Which of the lines below contain the string "Humidity"? Copy each one.

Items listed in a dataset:
━━━━━━━━━━━━━━━━━━━━
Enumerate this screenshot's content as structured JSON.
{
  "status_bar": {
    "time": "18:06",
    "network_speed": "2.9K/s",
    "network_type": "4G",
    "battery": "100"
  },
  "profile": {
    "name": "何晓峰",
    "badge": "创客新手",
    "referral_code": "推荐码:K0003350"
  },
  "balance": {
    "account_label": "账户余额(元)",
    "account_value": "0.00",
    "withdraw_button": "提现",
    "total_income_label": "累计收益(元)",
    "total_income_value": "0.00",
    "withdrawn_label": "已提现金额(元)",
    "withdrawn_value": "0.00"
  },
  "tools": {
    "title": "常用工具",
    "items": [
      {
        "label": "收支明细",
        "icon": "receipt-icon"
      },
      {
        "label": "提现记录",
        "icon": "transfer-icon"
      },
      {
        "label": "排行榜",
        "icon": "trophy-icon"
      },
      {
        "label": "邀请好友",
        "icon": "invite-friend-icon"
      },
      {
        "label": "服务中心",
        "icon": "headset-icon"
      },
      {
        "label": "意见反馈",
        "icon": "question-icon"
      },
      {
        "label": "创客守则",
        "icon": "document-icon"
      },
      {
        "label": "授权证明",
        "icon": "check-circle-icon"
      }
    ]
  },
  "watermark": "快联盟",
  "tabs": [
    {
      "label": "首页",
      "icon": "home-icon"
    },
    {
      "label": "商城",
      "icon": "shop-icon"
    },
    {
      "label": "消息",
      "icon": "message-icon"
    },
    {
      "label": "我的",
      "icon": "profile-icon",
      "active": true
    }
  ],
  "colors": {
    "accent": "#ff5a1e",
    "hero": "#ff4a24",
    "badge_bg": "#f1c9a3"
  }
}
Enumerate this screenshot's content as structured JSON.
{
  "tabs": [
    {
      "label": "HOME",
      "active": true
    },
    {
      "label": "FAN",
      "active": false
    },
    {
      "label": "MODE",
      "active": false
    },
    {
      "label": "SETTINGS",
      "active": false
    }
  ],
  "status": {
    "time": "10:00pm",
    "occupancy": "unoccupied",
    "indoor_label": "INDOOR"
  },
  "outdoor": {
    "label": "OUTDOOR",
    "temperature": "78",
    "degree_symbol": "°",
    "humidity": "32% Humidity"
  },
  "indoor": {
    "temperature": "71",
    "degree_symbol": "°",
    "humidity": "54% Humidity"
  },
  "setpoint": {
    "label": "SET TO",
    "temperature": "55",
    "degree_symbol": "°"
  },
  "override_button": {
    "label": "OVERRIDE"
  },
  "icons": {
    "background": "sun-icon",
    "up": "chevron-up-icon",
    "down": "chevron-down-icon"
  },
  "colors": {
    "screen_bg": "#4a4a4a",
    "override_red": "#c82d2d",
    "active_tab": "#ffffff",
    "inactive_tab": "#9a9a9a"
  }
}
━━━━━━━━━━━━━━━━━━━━
§ **RESPONSE BELOW**:
    "humidity": "32% Humidity"
    "humidity": "54% Humidity"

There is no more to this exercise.